Yesterday Judge Torres ruled in the Southern New York District court that some sales of the XRP crypto token by Ripple were classified as securities and some sales were not. The Judge’s arguments seem reasonable, but after first reading the ruling, I intuitively found it inconsistent.
I want to explore why its troublesome from a logical rather than a legal perspective (I’m not a lawyer). Most legal findings start with a rationale and provide case law to support their arguments.
The XRP sold to institutions is fungible with – the same as – the XRP sold to retail investors. So while the Torres logic is sound, shouldn’t the ruling find that XRP is either or a security or it isn’t, universally.
If the same instrument is sometimes a security and sometimes not, the laws are potentially a mess.
A summary of the XRP ruling
There were three scenarios the judge explored:
- sales to institutional investors
- sales to retail investors who bought them via exchanges and didn’t know whether they were primary or secondary sales
- other distributions were giveaways, so lack of payment fails the Howey test.
Judge Torres found that the institutional sales involved securities. She wrote, “the nature of the Institutional Sales also supports the conclusion that Ripple sold XRP as an investment rather than for consumptive use.” Because the institutinos bought direct from Ripple they had an investment contract.
The key question mark is around retail investors who bought XRP from Ripple. Because they bought via programmatic sales through an exchange, buyers were unaware if they were purchasing in the secondary market or direct from Ripple. Hence the judge argued they weren’t aware the money went to Ripple, so they didn’t invest expecting Ripple to promote XRP. She did’t explicitly make a ruling on secondary sales.
By the way, Ripple has 2.6 million Twitter followers. Another enterprise oriented blockchain firm R3 (doesn’t have a token) has 56,600 followers. The Hyperledger association that supports open source software, including for public blockchain (Ethereum Besu), has 79,400 followers. So why does Ripple have so many followers? Because they don’t expect Ripple to promote XRP?

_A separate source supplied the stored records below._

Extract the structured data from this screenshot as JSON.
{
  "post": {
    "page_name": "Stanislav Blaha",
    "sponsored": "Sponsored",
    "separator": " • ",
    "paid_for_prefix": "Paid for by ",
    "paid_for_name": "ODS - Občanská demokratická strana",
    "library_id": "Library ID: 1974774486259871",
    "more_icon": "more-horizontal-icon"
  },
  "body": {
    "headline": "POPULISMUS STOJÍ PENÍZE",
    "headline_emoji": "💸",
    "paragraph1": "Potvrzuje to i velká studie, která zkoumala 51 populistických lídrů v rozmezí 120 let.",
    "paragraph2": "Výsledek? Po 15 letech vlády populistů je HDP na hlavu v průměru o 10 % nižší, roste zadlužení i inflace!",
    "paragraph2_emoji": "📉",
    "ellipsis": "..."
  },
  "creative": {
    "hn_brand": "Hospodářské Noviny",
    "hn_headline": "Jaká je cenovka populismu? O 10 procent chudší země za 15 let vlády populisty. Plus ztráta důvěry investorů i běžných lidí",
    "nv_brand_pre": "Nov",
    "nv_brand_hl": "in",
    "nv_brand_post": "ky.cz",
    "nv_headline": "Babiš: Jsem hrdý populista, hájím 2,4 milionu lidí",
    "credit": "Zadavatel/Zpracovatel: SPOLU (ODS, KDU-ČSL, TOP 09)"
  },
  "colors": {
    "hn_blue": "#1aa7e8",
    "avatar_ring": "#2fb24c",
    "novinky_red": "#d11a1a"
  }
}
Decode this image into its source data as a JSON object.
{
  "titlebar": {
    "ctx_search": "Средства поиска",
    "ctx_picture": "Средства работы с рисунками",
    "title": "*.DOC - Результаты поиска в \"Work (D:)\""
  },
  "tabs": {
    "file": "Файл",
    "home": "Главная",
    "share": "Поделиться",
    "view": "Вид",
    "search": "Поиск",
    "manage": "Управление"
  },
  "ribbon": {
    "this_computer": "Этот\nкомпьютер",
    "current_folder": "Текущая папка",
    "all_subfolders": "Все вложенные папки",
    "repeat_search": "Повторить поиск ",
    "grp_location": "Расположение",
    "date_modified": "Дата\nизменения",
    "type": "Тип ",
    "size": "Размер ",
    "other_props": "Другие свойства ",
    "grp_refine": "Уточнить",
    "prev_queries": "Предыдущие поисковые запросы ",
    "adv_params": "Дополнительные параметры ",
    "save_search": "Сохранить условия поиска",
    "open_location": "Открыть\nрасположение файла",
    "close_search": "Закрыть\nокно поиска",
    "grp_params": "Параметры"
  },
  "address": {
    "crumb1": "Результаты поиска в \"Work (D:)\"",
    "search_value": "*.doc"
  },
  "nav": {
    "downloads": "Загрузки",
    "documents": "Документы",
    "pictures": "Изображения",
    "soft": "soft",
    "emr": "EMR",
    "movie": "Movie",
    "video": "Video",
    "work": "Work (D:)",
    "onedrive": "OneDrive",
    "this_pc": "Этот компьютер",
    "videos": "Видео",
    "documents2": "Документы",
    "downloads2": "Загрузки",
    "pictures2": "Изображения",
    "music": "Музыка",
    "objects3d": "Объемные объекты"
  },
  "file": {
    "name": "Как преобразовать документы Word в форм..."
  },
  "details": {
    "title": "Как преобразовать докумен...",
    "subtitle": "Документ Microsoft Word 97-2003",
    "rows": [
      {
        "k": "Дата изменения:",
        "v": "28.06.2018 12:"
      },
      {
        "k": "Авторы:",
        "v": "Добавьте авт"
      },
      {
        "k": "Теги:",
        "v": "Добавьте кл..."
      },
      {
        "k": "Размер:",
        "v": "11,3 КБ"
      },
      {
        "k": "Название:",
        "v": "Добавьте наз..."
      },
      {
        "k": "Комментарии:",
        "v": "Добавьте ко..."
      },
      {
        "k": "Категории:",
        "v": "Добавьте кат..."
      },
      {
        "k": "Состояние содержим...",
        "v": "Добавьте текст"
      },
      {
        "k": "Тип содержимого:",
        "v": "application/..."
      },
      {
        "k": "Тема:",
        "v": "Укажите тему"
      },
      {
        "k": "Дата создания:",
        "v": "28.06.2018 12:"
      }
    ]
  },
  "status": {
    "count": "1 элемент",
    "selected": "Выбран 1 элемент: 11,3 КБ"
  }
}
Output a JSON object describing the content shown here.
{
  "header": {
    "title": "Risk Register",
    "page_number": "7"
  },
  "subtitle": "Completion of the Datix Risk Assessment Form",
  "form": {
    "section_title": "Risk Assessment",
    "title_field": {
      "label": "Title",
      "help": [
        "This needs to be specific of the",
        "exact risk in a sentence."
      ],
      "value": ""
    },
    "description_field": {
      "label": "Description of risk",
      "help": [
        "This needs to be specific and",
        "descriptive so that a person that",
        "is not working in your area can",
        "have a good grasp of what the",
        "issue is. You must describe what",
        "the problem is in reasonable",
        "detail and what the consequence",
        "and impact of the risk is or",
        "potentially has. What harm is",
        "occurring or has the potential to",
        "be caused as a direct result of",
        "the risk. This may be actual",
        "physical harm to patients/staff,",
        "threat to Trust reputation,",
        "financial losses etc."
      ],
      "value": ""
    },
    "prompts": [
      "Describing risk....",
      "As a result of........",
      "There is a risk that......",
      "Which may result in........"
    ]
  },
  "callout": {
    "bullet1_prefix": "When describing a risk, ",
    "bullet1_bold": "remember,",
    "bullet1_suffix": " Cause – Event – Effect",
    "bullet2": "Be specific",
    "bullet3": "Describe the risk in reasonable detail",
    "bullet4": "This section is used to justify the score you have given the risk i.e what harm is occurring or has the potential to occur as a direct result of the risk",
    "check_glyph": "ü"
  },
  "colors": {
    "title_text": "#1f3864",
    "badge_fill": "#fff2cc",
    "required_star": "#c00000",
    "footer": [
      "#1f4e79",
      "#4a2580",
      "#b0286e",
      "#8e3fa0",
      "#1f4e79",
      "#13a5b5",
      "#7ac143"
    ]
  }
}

Applying XRP logic to other ‘instruments’
Let’s explore an imperfect analogy.
Someone starts a company and turns it into a unicorn by bootstrapping it. OK, not likely. Along the way, quite a few staff received equity and they own a big chunk of the company. A lot of staff are keen to sell and the volumes are pretty big. So the company does a direct listing and the staff sell some of their stock as secondary market sales. The investors believe they are buying it from the staff or ex-staff, not from the company. There are similarities with the Torres scenario.
In the absence of specific legislation preventing this, there is stock being traded publicly but the company would not need to file a prospectus – the thing that helps to protect investors.
That’s the other weird thing about the XRP ruling. Protections go to those that need it least – the institutions and not to the retail investors. That seems counter intuitive.
The aim here was to give a brief rational analysis rather than take sides. The SEC didn’t need to take the risk of going to court. The regulator had options such as providing a list of criteria for when a token qualifies as a security or introducing safe harbor provisions. It rolled the dice, and here we are.
Given this is a District Court ruling that is weak for legal precedent, the situation doesn’t seem much clearer.